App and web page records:

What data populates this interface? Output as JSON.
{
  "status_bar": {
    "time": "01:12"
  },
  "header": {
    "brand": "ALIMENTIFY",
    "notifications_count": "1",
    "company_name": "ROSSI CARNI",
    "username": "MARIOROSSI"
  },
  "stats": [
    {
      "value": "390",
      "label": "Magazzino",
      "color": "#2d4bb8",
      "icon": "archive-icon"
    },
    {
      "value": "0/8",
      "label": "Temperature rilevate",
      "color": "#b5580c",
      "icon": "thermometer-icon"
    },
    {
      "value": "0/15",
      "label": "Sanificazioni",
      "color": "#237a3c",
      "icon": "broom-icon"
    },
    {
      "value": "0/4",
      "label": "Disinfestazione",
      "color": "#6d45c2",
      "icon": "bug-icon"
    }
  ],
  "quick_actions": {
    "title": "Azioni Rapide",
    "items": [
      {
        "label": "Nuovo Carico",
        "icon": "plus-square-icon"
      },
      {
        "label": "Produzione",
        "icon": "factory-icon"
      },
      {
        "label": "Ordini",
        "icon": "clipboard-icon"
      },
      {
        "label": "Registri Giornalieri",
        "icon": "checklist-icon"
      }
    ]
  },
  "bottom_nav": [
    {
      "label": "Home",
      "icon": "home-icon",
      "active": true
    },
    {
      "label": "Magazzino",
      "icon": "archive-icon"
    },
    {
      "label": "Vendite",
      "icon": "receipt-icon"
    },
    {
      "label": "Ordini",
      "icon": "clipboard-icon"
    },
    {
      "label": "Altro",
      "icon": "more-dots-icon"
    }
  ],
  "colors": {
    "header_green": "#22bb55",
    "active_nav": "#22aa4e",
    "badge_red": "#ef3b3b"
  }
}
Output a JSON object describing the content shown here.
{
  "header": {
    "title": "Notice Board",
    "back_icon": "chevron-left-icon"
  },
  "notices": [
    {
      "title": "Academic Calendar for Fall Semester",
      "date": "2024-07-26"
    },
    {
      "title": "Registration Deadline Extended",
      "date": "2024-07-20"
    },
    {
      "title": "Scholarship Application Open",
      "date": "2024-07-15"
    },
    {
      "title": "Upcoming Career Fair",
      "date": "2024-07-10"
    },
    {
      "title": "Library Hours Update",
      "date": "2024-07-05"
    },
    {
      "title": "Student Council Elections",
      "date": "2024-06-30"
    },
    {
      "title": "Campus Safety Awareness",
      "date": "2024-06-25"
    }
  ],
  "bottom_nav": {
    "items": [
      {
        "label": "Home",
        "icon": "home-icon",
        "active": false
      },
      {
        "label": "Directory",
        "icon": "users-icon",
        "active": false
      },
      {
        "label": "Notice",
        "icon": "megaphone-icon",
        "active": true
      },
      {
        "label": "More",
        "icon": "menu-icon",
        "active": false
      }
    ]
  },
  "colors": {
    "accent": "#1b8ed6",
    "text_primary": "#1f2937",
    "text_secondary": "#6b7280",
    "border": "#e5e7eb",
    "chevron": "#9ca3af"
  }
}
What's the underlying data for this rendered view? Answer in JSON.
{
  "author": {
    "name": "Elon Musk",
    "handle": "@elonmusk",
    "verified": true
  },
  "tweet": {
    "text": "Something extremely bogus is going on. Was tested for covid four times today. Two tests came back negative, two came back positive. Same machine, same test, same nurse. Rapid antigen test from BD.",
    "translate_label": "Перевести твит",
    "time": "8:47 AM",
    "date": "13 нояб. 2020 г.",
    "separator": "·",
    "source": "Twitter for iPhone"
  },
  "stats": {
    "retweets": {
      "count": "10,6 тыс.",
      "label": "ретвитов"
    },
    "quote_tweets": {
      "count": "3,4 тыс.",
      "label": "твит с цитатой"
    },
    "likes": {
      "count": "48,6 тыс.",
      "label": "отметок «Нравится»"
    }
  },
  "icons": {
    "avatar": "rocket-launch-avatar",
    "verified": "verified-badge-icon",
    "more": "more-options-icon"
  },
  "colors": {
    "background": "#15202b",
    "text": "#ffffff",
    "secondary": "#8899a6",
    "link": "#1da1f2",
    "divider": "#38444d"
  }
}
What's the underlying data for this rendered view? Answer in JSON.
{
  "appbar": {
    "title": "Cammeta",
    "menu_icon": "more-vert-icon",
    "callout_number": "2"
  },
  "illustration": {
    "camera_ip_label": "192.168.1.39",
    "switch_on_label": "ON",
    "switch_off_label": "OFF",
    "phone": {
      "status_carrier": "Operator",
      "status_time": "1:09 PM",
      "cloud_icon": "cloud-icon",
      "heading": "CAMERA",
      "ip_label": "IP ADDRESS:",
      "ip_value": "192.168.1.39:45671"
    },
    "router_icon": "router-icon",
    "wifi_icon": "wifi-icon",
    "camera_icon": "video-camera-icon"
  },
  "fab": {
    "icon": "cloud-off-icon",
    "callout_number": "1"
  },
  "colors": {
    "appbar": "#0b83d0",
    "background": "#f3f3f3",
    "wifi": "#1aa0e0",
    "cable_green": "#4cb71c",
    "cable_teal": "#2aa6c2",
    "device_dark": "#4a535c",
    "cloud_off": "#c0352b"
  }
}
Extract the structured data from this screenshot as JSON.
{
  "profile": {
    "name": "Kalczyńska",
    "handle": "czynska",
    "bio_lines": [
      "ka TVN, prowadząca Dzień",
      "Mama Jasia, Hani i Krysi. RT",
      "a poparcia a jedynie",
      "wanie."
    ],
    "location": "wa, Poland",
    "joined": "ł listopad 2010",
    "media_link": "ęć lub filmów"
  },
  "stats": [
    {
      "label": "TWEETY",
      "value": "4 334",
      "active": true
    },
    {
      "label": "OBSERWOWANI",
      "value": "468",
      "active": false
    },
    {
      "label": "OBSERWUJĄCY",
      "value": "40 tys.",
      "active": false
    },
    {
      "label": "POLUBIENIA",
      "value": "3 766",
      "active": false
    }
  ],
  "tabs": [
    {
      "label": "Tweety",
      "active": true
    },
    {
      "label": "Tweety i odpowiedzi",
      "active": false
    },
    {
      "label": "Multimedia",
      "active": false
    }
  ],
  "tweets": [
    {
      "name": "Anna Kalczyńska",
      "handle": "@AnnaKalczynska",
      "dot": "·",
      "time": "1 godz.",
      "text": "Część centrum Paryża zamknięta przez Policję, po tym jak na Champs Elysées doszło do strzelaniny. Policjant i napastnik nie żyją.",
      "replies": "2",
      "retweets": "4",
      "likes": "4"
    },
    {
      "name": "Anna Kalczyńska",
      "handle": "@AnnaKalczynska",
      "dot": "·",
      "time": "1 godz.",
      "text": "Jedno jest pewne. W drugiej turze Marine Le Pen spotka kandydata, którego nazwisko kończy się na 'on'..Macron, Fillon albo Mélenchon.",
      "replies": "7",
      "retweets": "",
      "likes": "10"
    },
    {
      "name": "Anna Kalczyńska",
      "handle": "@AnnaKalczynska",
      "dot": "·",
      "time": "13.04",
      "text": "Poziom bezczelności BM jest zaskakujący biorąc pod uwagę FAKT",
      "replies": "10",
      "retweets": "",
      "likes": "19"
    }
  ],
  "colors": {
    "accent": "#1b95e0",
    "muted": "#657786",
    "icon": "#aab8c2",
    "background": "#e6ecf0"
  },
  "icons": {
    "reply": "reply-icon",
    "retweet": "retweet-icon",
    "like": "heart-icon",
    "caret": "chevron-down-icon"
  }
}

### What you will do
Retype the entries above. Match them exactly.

### Solution to this problem
What data populates this interface? Output as JSON.
{
  "status_bar": {
    "time": "01:12"
  },
  "header": {
    "brand": "ALIMENTIFY",
    "notifications_count": "1",
    "company_name": "ROSSI CARNI",
    "username": "MARIOROSSI"
  },
  "stats": [
    {
      "value": "390",
      "label": "Magazzino",
      "color": "#2d4bb8",
      "icon": "archive-icon"
    },
    {
      "value": "0/8",
      "label": "Temperature rilevate",
      "color": "#b5580c",
      "icon": "thermometer-icon"
    },
    {
      "value": "0/15",
      "label": "Sanificazioni",
      "color": "#237a3c",
      "icon": "broom-icon"
    },
    {
      "value": "0/4",
      "label": "Disinfestazione",
      "color": "#6d45c2",
      "icon": "bug-icon"
    }
  ],
  "quick_actions": {
    "title": "Azioni Rapide",
    "items": [
      {
        "label": "Nuovo Carico",
        "icon": "plus-square-icon"
      },
      {
        "label": "Produzione",
        "icon": "factory-icon"
      },
      {
        "label": "Ordini",
        "icon": "clipboard-icon"
      },
      {
        "label": "Registri Giornalieri",
        "icon": "checklist-icon"
      }
    ]
  },
  "bottom_nav": [
    {
      "label": "Home",
      "icon": "home-icon",
      "active": true
    },
    {
      "label": "Magazzino",
      "icon": "archive-icon"
    },
    {
      "label": "Vendite",
      "icon": "receipt-icon"
    },
    {
      "label": "Ordini",
      "icon": "clipboard-icon"
    },
    {
      "label": "Altro",
      "icon": "more-dots-icon"
    }
  ],
  "colors": {
    "header_green": "#22bb55",
    "active_nav": "#22aa4e",
    "badge_red": "#ef3b3b"
  }
}
Output a JSON object describing the content shown here.
{
  "header": {
    "title": "Notice Board",
    "back_icon": "chevron-left-icon"
  },
  "notices": [
    {
      "title": "Academic Calendar for Fall Semester",
      "date": "2024-07-26"
    },
    {
      "title": "Registration Deadline Extended",
      "date": "2024-07-20"
    },
    {
      "title": "Scholarship Application Open",
      "date": "2024-07-15"
    },
    {
      "title": "Upcoming Career Fair",
      "date": "2024-07-10"
    },
    {
      "title": "Library Hours Update",
      "date": "2024-07-05"
    },
    {
      "title": "Student Council Elections",
      "date": "2024-06-30"
    },
    {
      "title": "Campus Safety Awareness",
      "date": "2024-06-25"
    }
  ],
  "bottom_nav": {
    "items": [
      {
        "label": "Home",
        "icon": "home-icon",
        "active": false
      },
      {
        "label": "Directory",
        "icon": "users-icon",
        "active": false
      },
      {
        "label": "Notice",
        "icon": "megaphone-icon",
        "active": true
      },
      {
        "label": "More",
        "icon": "menu-icon",
        "active": false
      }
    ]
  },
  "colors": {
    "accent": "#1b8ed6",
    "text_primary": "#1f2937",
    "text_secondary": "#6b7280",
    "border": "#e5e7eb",
    "chevron": "#9ca3af"
  }
}
What's the underlying data for this rendered view? Answer in JSON.
{
  "author": {
    "name": "Elon Musk",
    "handle": "@elonmusk",
    "verified": true
  },
  "tweet": {
    "text": "Something extremely bogus is going on. Was tested for covid four times today. Two tests came back negative, two came back positive. Same machine, same test, same nurse. Rapid antigen test from BD.",
    "translate_label": "Перевести твит",
    "time": "8:47 AM",
    "date": "13 нояб. 2020 г.",
    "separator": "·",
    "source": "Twitter for iPhone"
  },
  "stats": {
    "retweets": {
      "count": "10,6 тыс.",
      "label": "ретвитов"
    },
    "quote_tweets": {
      "count": "3,4 тыс.",
      "label": "твит с цитатой"
    },
    "likes": {
      "count": "48,6 тыс.",
      "label": "отметок «Нравится»"
    }
  },
  "icons": {
    "avatar": "rocket-launch-avatar",
    "verified": "verified-badge-icon",
    "more": "more-options-icon"
  },
  "colors": {
    "background": "#15202b",
    "text": "#ffffff",
    "secondary": "#8899a6",
    "link": "#1da1f2",
    "divider": "#38444d"
  }
}
What's the underlying data for this rendered view? Answer in JSON.
{
  "appbar": {
    "title": "Cammeta",
    "menu_icon": "more-vert-icon",
    "callout_number": "2"
  },
  "illustration": {
    "camera_ip_label": "192.168.1.39",
    "switch_on_label": "ON",
    "switch_off_label": "OFF",
    "phone": {
      "status_carrier": "Operator",
      "status_time": "1:09 PM",
      "cloud_icon": "cloud-icon",
      "heading": "CAMERA",
      "ip_label": "IP ADDRESS:",
      "ip_value": "192.168.1.39:45671"
    },
    "router_icon": "router-icon",
    "wifi_icon": "wifi-icon",
    "camera_icon": "video-camera-icon"
  },
  "fab": {
    "icon": "cloud-off-icon",
    "callout_number": "1"
  },
  "colors": {
    "appbar": "#0b83d0",
    "background": "#f3f3f3",
    "wifi": "#1aa0e0",
    "cable_green": "#4cb71c",
    "cable_teal": "#2aa6c2",
    "device_dark": "#4a535c",
    "cloud_off": "#c0352b"
  }
}
Extract the structured data from this screenshot as JSON.
{
  "profile": {
    "name": "Kalczyńska",
    "handle": "czynska",
    "bio_lines": [
      "ka TVN, prowadząca Dzień",
      "Mama Jasia, Hani i Krysi. RT",
      "a poparcia a jedynie",
      "wanie."
    ],
    "location": "wa, Poland",
    "joined": "ł listopad 2010",
    "media_link": "ęć lub filmów"
  },
  "stats": [
    {
      "label": "TWEETY",
      "value": "4 334",
      "active": true
    },
    {
      "label": "OBSERWOWANI",
      "value": "468",
      "active": false
    },
    {
      "label": "OBSERWUJĄCY",
      "value": "40 tys.",
      "active": false
    },
    {
      "label": "POLUBIENIA",
      "value": "3 766",
      "active": false
    }
  ],
  "tabs": [
    {
      "label": "Tweety",
      "active": true
    },
    {
      "label": "Tweety i odpowiedzi",
      "active": false
    },
    {
      "label": "Multimedia",
      "active": false
    }
  ],
  "tweets": [
    {
      "name": "Anna Kalczyńska",
      "handle": "@AnnaKalczynska",
      "dot": "·",
      "time": "1 godz.",
      "text": "Część centrum Paryża zamknięta przez Policję, po tym jak na Champs Elysées doszło do strzelaniny. Policjant i napastnik nie żyją.",
      "replies": "2",
      "retweets": "4",
      "likes": "4"
    },
    {
      "name": "Anna Kalczyńska",
      "handle": "@AnnaKalczynska",
      "dot": "·",
      "time": "1 godz.",
      "text": "Jedno jest pewne. W drugiej turze Marine Le Pen spotka kandydata, którego nazwisko kończy się na 'on'..Macron, Fillon albo Mélenchon.",
      "replies": "7",
      "retweets": "",
      "likes": "10"
    },
    {
      "name": "Anna Kalczyńska",
      "handle": "@AnnaKalczynska",
      "dot": "·",
      "time": "13.04",
      "text": "Poziom bezczelności BM jest zaskakujący biorąc pod uwagę FAKT",
      "replies": "10",
      "retweets": "",
      "likes": "19"
    }
  ],
  "colors": {
    "accent": "#1b95e0",
    "muted": "#657786",
    "icon": "#aab8c2",
    "background": "#e6ecf0"
  },
  "icons": {
    "reply": "reply-icon",
    "retweet": "retweet-icon",
    "like": "heart-icon",
    "caret": "chevron-down-icon"
  }
}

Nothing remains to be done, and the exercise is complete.